Identify and pull out each line of the entries in which "size" occurs.

'''

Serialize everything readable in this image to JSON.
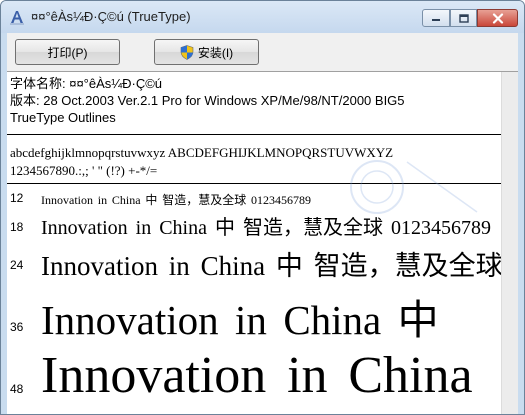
{
  "window": {
    "title": "¤¤°êÀs¼Ð·Ç©ú (TrueType)",
    "controls": {
      "minimize": "minimize",
      "maximize": "maximize",
      "close": "close"
    }
  },
  "toolbar": {
    "print_label": "打印(P)",
    "install_label": "安装(I)"
  },
  "font_info": {
    "name_line": "字体名称: ¤¤°êÀs¼Ð·Ç©ú",
    "version_line": "版本: 28 Oct.2003 Ver.2.1 Pro for Windows XP/Me/98/NT/2000 BIG5",
    "type_line": "TrueType Outlines"
  },
  "charset": {
    "lower": "abcdefghijklmnopqrstuvwxyz  ABCDEFGHIJKLMNOPQRSTUVWXYZ",
    "digits": "1234567890.:,; ' \" (!?)  +-*/="
  },
  "samples": [
    {
      "size": "12",
      "text": "Innovation in China 中 智造，慧及全球 0123456789"
    },
    {
      "size": "18",
      "text": "Innovation in China 中 智造，慧及全球 0123456789"
    },
    {
      "size": "24",
      "text": "Innovation in China 中 智造，慧及全球"
    },
    {
      "size": "36",
      "text": "Innovation in China 中"
    },
    {
      "size": "48",
      "text": "Innovation in China"
    }
  ],
  "colors": {
    "frame": "#c9dcef",
    "close": "#c9473a",
    "text": "#000000"
  }
}
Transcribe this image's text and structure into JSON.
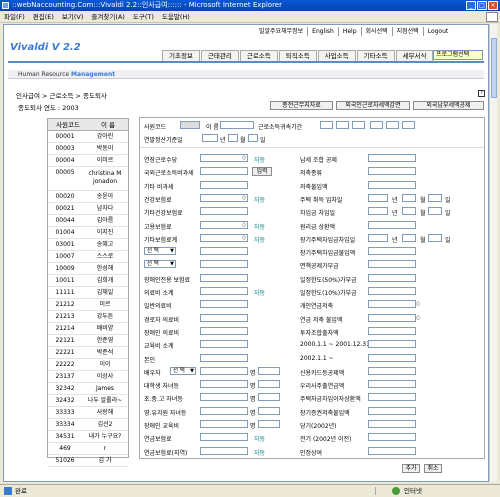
{
  "window": {
    "title": "::webNaccounting.Com:::Vivaldi 2.2::인사급여:::::: - Microsoft Internet Explorer"
  },
  "menu": [
    "파일(F)",
    "편집(E)",
    "보기(V)",
    "즐겨찾기(A)",
    "도구(T)",
    "도움말(H)"
  ],
  "toplinks": [
    "밀알주요채무정보",
    "English",
    "Help",
    "회사선택",
    "지점선택",
    "Logout"
  ],
  "logo": "Vivaldi  V 2.2",
  "tabs": [
    "기초정보",
    "근태관리",
    "근로소득",
    "퇴직소득",
    "사업소득",
    "기타소득",
    "세무서식"
  ],
  "program_select": "프로그램선택",
  "subbar": {
    "a": "Human Resource ",
    "b": "Management"
  },
  "breadcrumb": "인사급여 > 근로소득 > 종도퇴사",
  "year_label": "종도퇴사 연도 : 2003",
  "buttons": {
    "b1": "종전근무지자료",
    "b2": "외국인근로자세액감면",
    "b3": "외국납부세액공제",
    "add": "추가",
    "cancel": "취소"
  },
  "list": {
    "headers": [
      "사원코드",
      "이 름"
    ],
    "rows": [
      [
        "00001",
        "강아린"
      ],
      [
        "00003",
        "박동이"
      ],
      [
        "00004",
        "이미르"
      ],
      [
        "00005",
        "christina M jonadon"
      ],
      [
        "00020",
        "송윤아"
      ],
      [
        "00021",
        "남자다"
      ],
      [
        "00044",
        "김아름"
      ],
      [
        "01004",
        "이지진"
      ],
      [
        "03001",
        "송혜고"
      ],
      [
        "10007",
        "스스로"
      ],
      [
        "10009",
        "한성해"
      ],
      [
        "10011",
        "김희개"
      ],
      [
        "11111",
        "김채일"
      ],
      [
        "21212",
        "미르"
      ],
      [
        "21213",
        "강두튼"
      ],
      [
        "21214",
        "배비양"
      ],
      [
        "22121",
        "한준영"
      ],
      [
        "22221",
        "박준석"
      ],
      [
        "22222",
        "이이"
      ],
      [
        "23137",
        "이상사"
      ],
      [
        "32342",
        "James"
      ],
      [
        "32432",
        "나두 알롤라~"
      ],
      [
        "33333",
        "사랑해"
      ],
      [
        "33334",
        "김선2"
      ],
      [
        "34531",
        "내가 누구요?"
      ],
      [
        "469",
        "r"
      ],
      [
        "51026",
        "김 가"
      ]
    ]
  },
  "form": {
    "emp_code": "사원코드",
    "name": "이 름",
    "period": "근로소득귀속기간",
    "yearly": "연말정산기준일",
    "year": "년",
    "month": "월",
    "day": "일",
    "left": [
      "연장근로수당",
      "국외근로소득비과세",
      "기타 비과세",
      "건강보험료",
      "기타건강보험료",
      "고용보험료",
      "기타보험료계",
      "선 택",
      "선 택",
      "장애인전용 보험료",
      "의료비 소계",
      "일반의료비",
      "경로자 의료비",
      "장애인 의료비",
      "교육비 소계",
      "본인",
      "배우자",
      "대학생 자녀등",
      "초.중.고 자녀등",
      "영.유치원 자녀등",
      "장애인 교육비",
      "연금보험료",
      "연금보험료(지역)"
    ],
    "right": [
      "납세 조합 공제",
      "저축종류",
      "저축불입액",
      "주택 취득 입차일",
      "차입금 차입일",
      "원리금 상환액",
      "장기주택차입금차입일",
      "장기주택차입금불입액",
      "면책공제가부금",
      "일정한도(50%)가부금",
      "일정한도(10%)가부금",
      "개인연금저축",
      "연금 저축 불입액",
      "투자조합출자액",
      "2000.1.1 ~ 2001.12.31",
      "2002.1.1 ~",
      "신용카드등공제액",
      "우리사주출연금액",
      "주택자금차입이자상환액",
      "장기증권저축불입액",
      "당기(2002년)",
      "전기 (2002년 이전)",
      "인정상여"
    ],
    "auto": "자동",
    "input": "입력",
    "select": "선 택",
    "person": "명",
    "zero": "0"
  },
  "status": {
    "left": "완료",
    "right": "인터넷"
  }
}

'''

# Answer section
      "size": "12",
      "size": "18",
      "size": "24",
      "size": "36",
      "size": "48",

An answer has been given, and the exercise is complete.